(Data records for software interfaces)
*** Block opens ***

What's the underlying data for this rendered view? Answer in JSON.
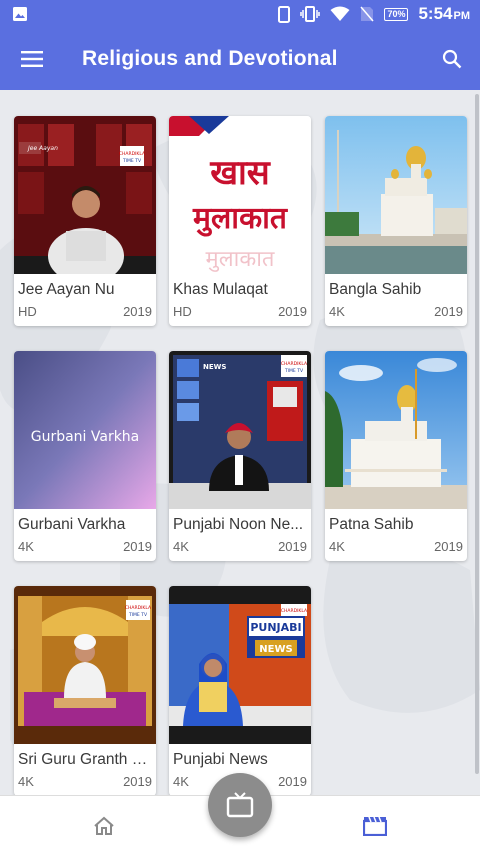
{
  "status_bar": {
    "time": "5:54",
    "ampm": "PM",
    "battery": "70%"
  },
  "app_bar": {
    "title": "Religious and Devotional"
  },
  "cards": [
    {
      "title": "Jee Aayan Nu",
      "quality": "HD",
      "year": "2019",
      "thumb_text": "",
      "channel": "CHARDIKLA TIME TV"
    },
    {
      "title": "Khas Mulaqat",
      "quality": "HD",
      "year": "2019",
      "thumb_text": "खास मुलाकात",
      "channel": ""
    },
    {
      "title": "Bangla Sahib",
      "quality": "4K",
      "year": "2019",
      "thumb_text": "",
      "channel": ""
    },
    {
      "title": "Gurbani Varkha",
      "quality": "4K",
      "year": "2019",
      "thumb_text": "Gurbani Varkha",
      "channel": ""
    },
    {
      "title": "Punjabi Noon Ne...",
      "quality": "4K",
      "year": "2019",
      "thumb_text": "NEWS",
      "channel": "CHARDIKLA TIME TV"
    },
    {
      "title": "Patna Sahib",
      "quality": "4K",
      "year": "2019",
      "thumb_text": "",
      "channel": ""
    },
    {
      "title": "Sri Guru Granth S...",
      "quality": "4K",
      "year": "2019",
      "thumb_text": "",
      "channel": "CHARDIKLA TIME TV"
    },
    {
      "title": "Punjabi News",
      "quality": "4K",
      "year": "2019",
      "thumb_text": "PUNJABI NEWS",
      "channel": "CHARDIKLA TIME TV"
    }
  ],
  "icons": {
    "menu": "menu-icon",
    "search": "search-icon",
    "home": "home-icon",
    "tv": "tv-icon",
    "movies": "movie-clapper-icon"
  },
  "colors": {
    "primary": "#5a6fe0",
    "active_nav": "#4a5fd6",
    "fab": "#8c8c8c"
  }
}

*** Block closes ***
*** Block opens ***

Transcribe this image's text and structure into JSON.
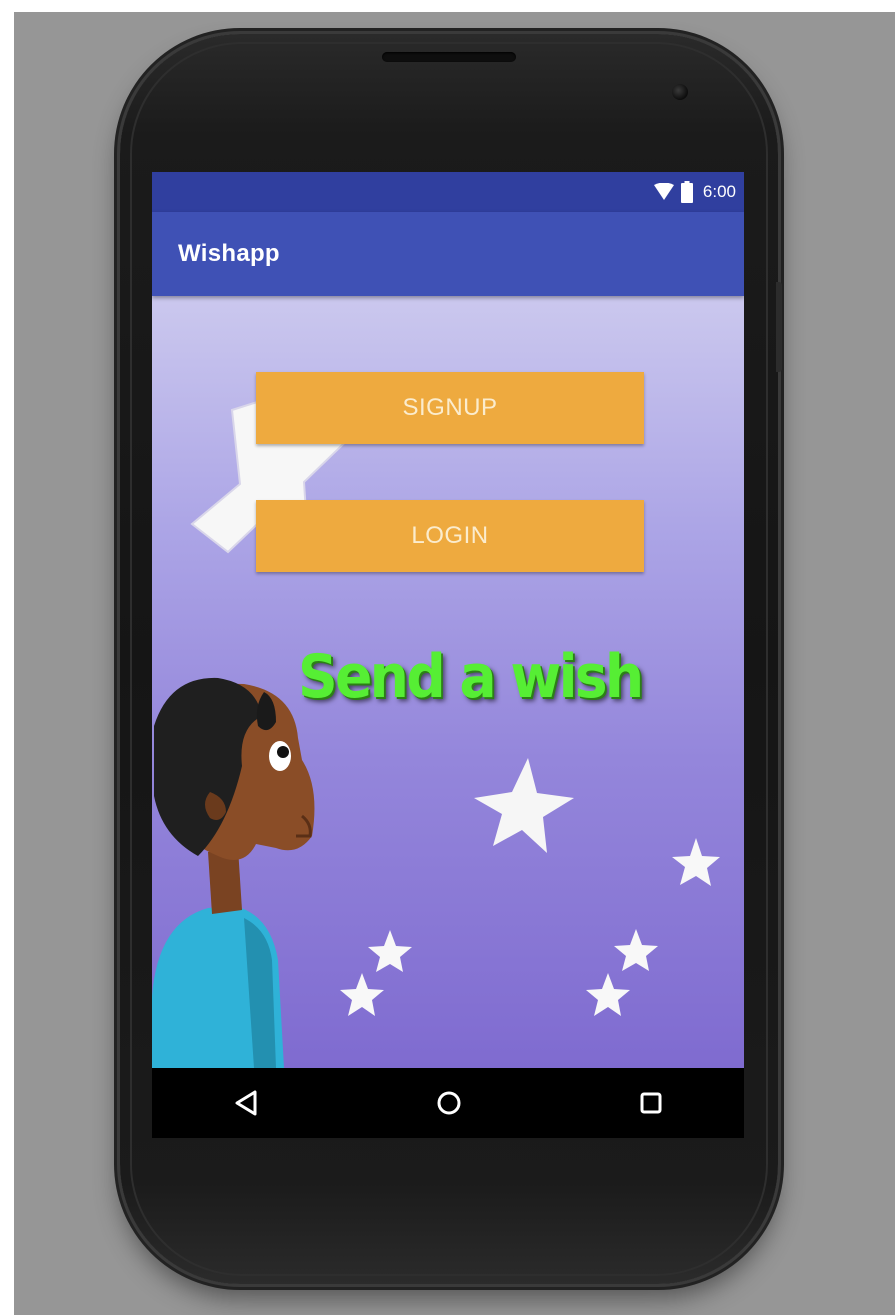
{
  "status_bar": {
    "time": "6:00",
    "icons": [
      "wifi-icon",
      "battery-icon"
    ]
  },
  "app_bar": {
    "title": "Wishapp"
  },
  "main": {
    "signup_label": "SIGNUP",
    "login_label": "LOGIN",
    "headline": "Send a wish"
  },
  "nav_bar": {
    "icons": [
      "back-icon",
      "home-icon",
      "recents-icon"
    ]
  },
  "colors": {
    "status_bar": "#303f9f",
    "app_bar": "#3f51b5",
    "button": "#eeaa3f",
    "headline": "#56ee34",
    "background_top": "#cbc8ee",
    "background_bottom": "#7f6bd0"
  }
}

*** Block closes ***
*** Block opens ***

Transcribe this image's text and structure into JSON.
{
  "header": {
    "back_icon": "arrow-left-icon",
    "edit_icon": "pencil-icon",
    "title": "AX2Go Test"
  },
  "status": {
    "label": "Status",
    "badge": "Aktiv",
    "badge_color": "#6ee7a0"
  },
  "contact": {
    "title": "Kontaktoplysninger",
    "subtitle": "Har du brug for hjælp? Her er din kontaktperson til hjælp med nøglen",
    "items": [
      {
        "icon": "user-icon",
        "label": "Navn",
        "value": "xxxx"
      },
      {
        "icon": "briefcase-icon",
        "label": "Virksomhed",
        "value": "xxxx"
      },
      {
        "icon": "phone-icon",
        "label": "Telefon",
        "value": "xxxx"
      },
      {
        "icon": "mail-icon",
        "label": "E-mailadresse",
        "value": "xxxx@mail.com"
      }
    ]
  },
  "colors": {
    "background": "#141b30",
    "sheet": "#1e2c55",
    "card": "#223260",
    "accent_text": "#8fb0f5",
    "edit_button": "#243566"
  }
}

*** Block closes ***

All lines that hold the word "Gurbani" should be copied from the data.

▶ Solution:
      "title": "Gurbani Varkha",
      "thumb_text": "Gurbani Varkha",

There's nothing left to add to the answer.